### WHAT YOU NEED TO DO
Which lines of the entries hold the string "caption"? Copy each one.

===== DATA EXCERPTS =====

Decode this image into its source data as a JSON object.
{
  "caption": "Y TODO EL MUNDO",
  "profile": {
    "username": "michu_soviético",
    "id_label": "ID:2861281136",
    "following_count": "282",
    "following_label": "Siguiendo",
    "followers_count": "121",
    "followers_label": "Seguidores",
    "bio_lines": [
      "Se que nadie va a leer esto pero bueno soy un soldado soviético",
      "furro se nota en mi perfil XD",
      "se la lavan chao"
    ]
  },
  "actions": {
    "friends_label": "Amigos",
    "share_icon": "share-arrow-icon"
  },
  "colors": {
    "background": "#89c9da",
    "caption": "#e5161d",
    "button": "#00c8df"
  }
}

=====

### ANSWER TO THE EXERCISE
  "caption": "Y TODO EL MUNDO",
    "caption": "#e5161d",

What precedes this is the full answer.